These differences are best explained by examining a few examples. For instance, the medieval Virgin Mary is rather specific (Duccio, 1300). She is depicted only with the upper part of her body. She holds the infant in her arms. Her face is cold and reserved. The background is static. All objects are two-dimensional; there is no volume or change in colors. The picture lacks dynamics. At the same time, it is a classical representation of Virgin Mary. It was created for the purpose of religious worship. The Virgin Mary is the main figure at the picture.

In this respect, the infant on her hands is smaller than he should be in reality. Madonna is the representation of Virgin Mary in Renaissance art. Madonna Litta by da Vinci (1490) shows the tendencies of how the art developed. First of all, both Madonna and her child look lifelike. They appear much more human in their facial complexion, proportions and positions. They are not static. The child holds his finger in his mouth. He is playful and alive. Madonna holds him in her hands and looks at him carefully. Viewers can notice the feelings of comfort and pleasure in the way she looks at her baby.

This transition from expressionless, some may say emotionless, depictions of humans to lifelike, active characters can be seen throughout Renaissance art. The Renaissance artists wanted to depict realism in their art. They strived to have the images correspond in some way to the real world. In this respect, they tried to learn how to paint the world they have, not only the world which belongs to Saints. This shift in philosophy during this period created the necessity to create art in a different manner. People became interested in themselves.
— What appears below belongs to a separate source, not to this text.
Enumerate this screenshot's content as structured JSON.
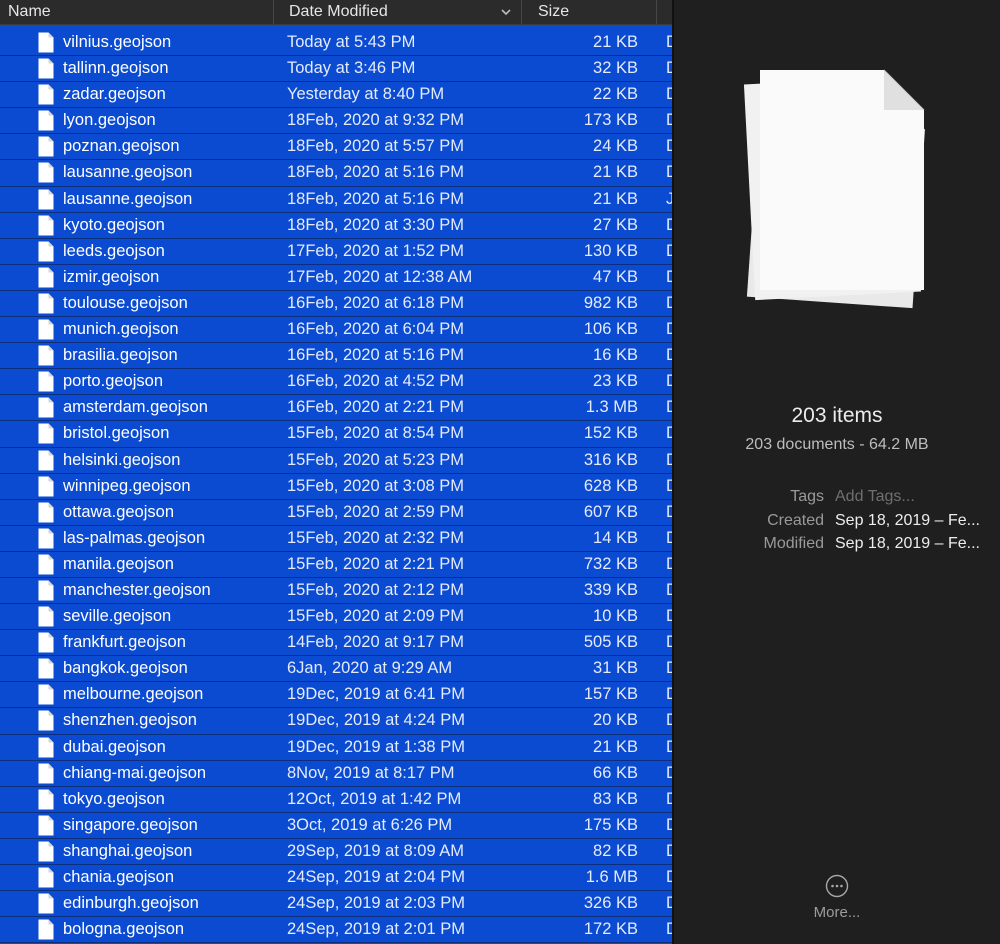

This may be the most obvious reason why these two art periods are so different. At the same time, Renaissance art is the logical continuation of the development of art in human history. People do not stay the same; the world is changing, so the art changes too. It is hard to imagine that the Renaissance period would have developed in the manner that it did without the foundation laid during the medieval period. It’s clear that later periods built extensively off the techniques and philosophies developed during the Renaissance.

The Renaissance served as the greatest transitional period from earlier, more primitive styles, and set the stage for modern art as we know it. References Duccio di Buoninsegna. (1300) Madonna and Child [Picture]. Retrieved from: http://www. metmuseum. org/toah/works-of-art/2004. 442 da Vinci, L. (c. 1490) Madonna Litta. [Picture]. Retrieved from: http://www. abcgallery. com/L/leonardo/leonardo13. html Lane, J. (1998). Renaissance (1400 – 1600). Retrieved from: http://www. humanitiesweb. org/spa/gil/ID/35